First-Time Fear had brought its usual cousin, Exposure Panic, who sounds like this: “But people will hear me stumble on my words, or mess up, or go blank, and then I’ll be exposed….” or whatever nonsense that seems so true in the moment.
Eventually I tackled Exposure Panic with a dose of reality: “Of course I’ll flub some words but no one cares and they rarely notice. You know what you’re talking about. Just be yourself. All is well.”
Exposure Panic is an especially common fear for introverts like me. I know it well! Hey, I can do this. After all, I’m known as the ex-wallflower who has tackled Exposure Panic when it comes to networking.
Then why does it still plague me at times? Because it’s about something new. New stuff always brings a new layer of fear.
In fact, having fear is a good sign. Really. An increase in fear means you’re courageously venturing into new territory. Which means Growth. A fulfilling life requires walking past those fears, not waiting for them to go away.
OK, Exposure Panic, I’ve got your number. You can’t stop me. I’m actually excited to have a teleseminar about making networking easier. My heart is in charge now, not you.
The third fear that was rising up was a fear that I would disappoint someone in the midst of my frenzy, if I had to say “no” to something, or reschedule, or if I messed up in any way.
Ah, the Disappointment Police in my head was grabbing the reins: “Yikes, someone might think I’m untrustworthy.”
Add a dose of exhaustion or hormone swings, and that “untrustworthy” thought blows up into: “My business will be ruined. My friends will vanish. I’m doomed.” It’s so ridiculous to see it in writing now, but that’s how it can feel in the moment. Are you recognizing this experience?
And then, wouldn’t you know it, I DID disappoint a close friend, in a big way. Ouch. Which totally gave Disappointment Police new evidence for its case. Full-on panic spiral.
When I ventured out from under a rock about that, I confided in a friend who reminded me, “Sometimes we disappoint people. It’s OK.” That simple truth calmed me. I tossed Disappointment Police out of the driver’s seat.
I Won That Round!
Eventually, with those fear-busting matches done, I got some rest, and everything looked easier in the morning.
That next day, I laughed along with my clients who were, interestingly, all in the same autumn head-spin — scurrying around like squirrels gathering acorns for winter.
Fear is in our bones, sometimes to protect us, and sometimes working overtime when we don’t need it. That means feeling fear is always with us and it’s no excuse for stopping. It’s something to say No to so you can keep growing. Layer after layer.
One of the big classic fears that we all face is fear of being judged. That’s what Shyness is all about. (Learn about shyness and introversion – the differences and connections.)
Fear Lessons in a Nutshell
- Everyone has fear when they try something new.

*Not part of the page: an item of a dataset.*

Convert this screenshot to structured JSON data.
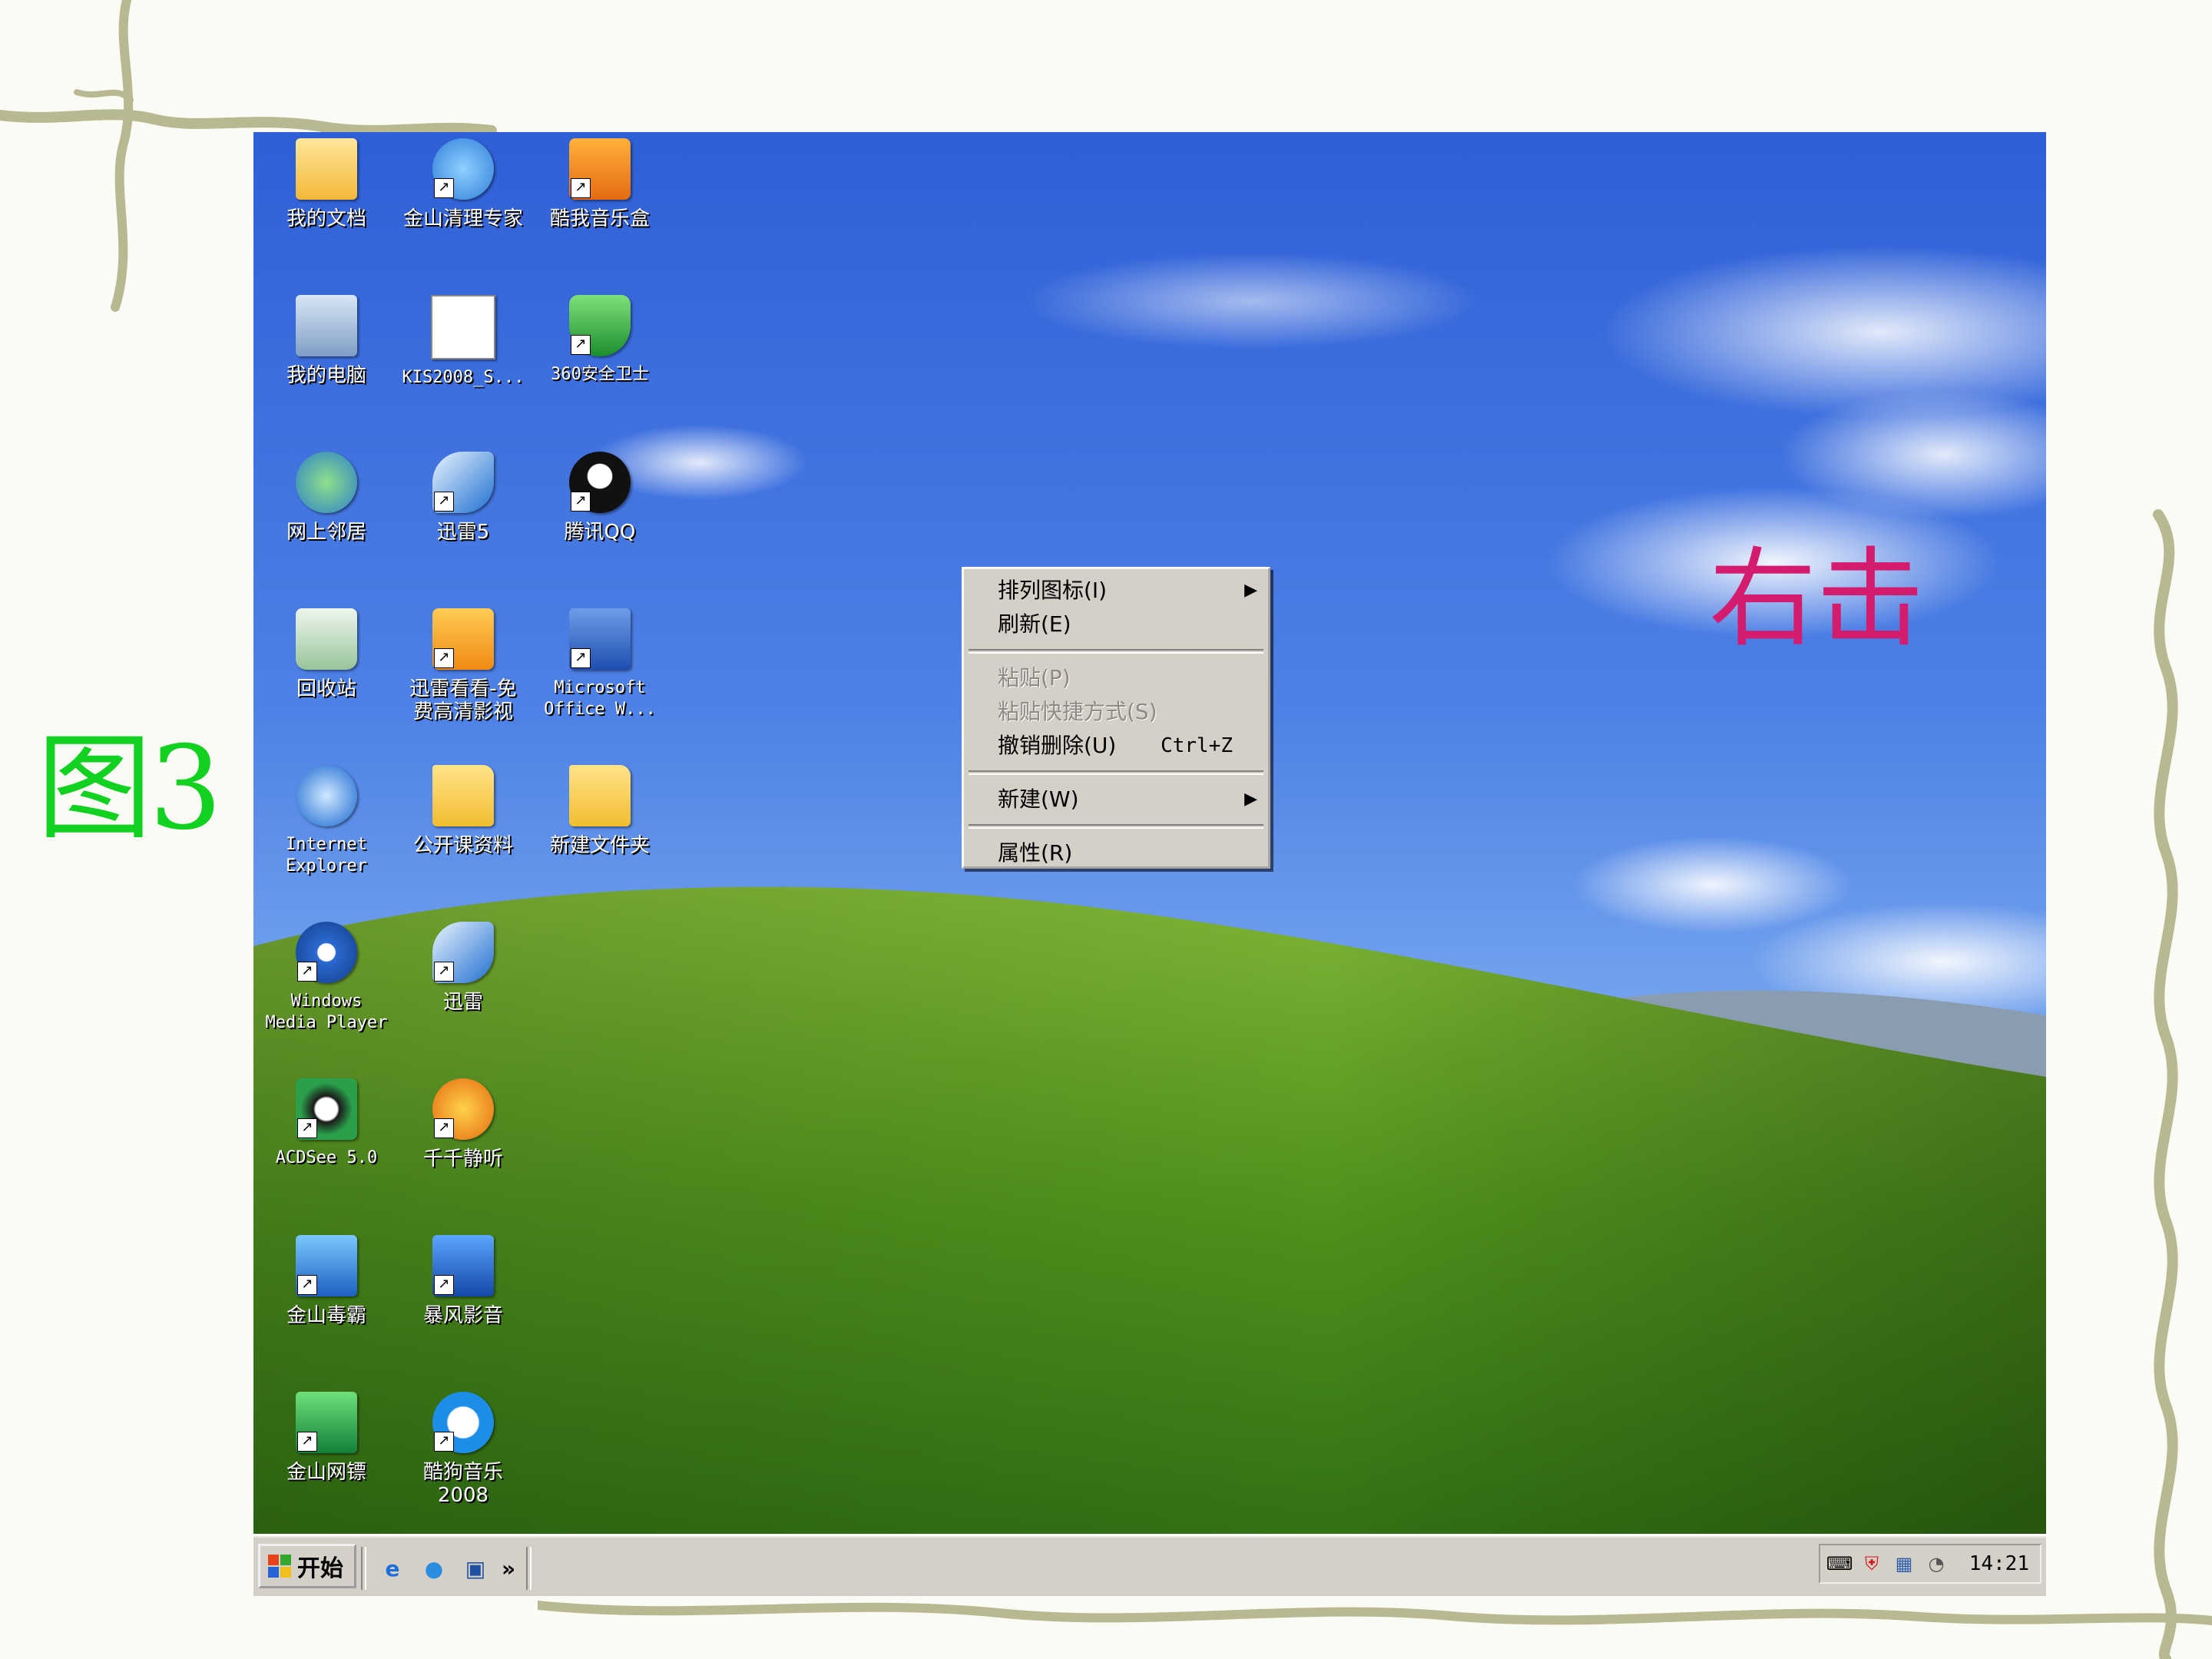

It’s a sign you are stretching and living fully.
- As new layers of fear show up, we can tackle them one step at a time.
- Our fears take on many voices in our heads. Naming each voice can help disarm them.

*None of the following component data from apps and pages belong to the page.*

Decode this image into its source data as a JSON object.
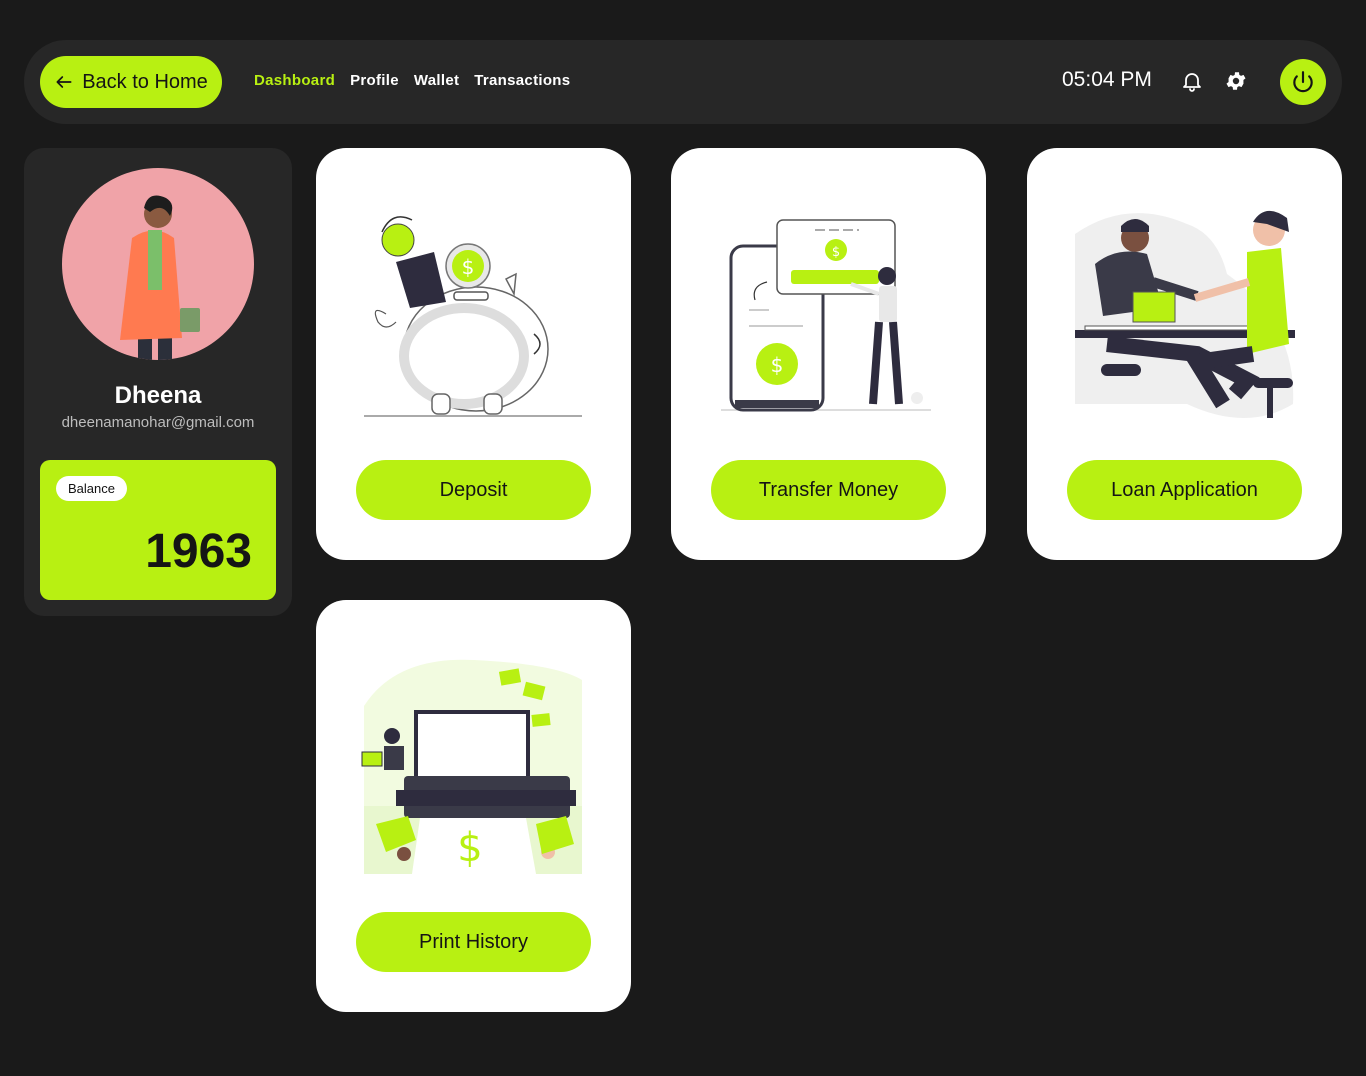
{
  "header": {
    "back_label": "Back to Home",
    "nav": [
      "Dashboard",
      "Profile",
      "Wallet",
      "Transactions"
    ],
    "active_nav": "Dashboard",
    "time": "05:04 PM",
    "icons": [
      "arrow-left-icon",
      "bell-icon",
      "gear-icon",
      "power-icon"
    ]
  },
  "profile": {
    "name": "Dheena",
    "email": "dheenamanohar@gmail.com",
    "balance_label": "Balance",
    "balance_value": "1963"
  },
  "cards": [
    {
      "label": "Deposit",
      "illustration": "piggy-bank-illustration"
    },
    {
      "label": "Transfer Money",
      "illustration": "mobile-transfer-illustration"
    },
    {
      "label": "Loan Application",
      "illustration": "handshake-illustration"
    },
    {
      "label": "Print History",
      "illustration": "printer-illustration"
    }
  ],
  "colors": {
    "accent": "#b8f012",
    "background": "#1a1a1a",
    "panel": "#272727",
    "card": "#ffffff",
    "avatar_bg": "#f0a3a8"
  }
}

- Question your fearful thoughts. They often shrink in the light of day.
- Get out from under that rock and call a friend for a reality check.
- If you’re trying to do it all, chill out. Take something off the calendar. Really.
- “Is Fear Making You Cling to What No Longer Serves You?” (PositivelyPositive, 8/1/2012)
A very real internal dialogue tackling her inner gremlins.
- “You Are Enough. Right Now.” (Stephanie Pollock, 7/25/2012)
Don’t let those inner fear voices tell you otherwise. Tackle them with these true messages.
Ready to face your Exposure Fear and leave a comment below? Try it. Once you do it once, it’s easier the next time.
Update with New Insight
I’ve reread this post, years after writing it, and I want to share a new insight since then. The crazy idea that I should have been trying to do that many things all at the same time makes me laugh. There is no need to book one’s calendar that much. It only serves to push us into overwhelm more often and we are not at our best.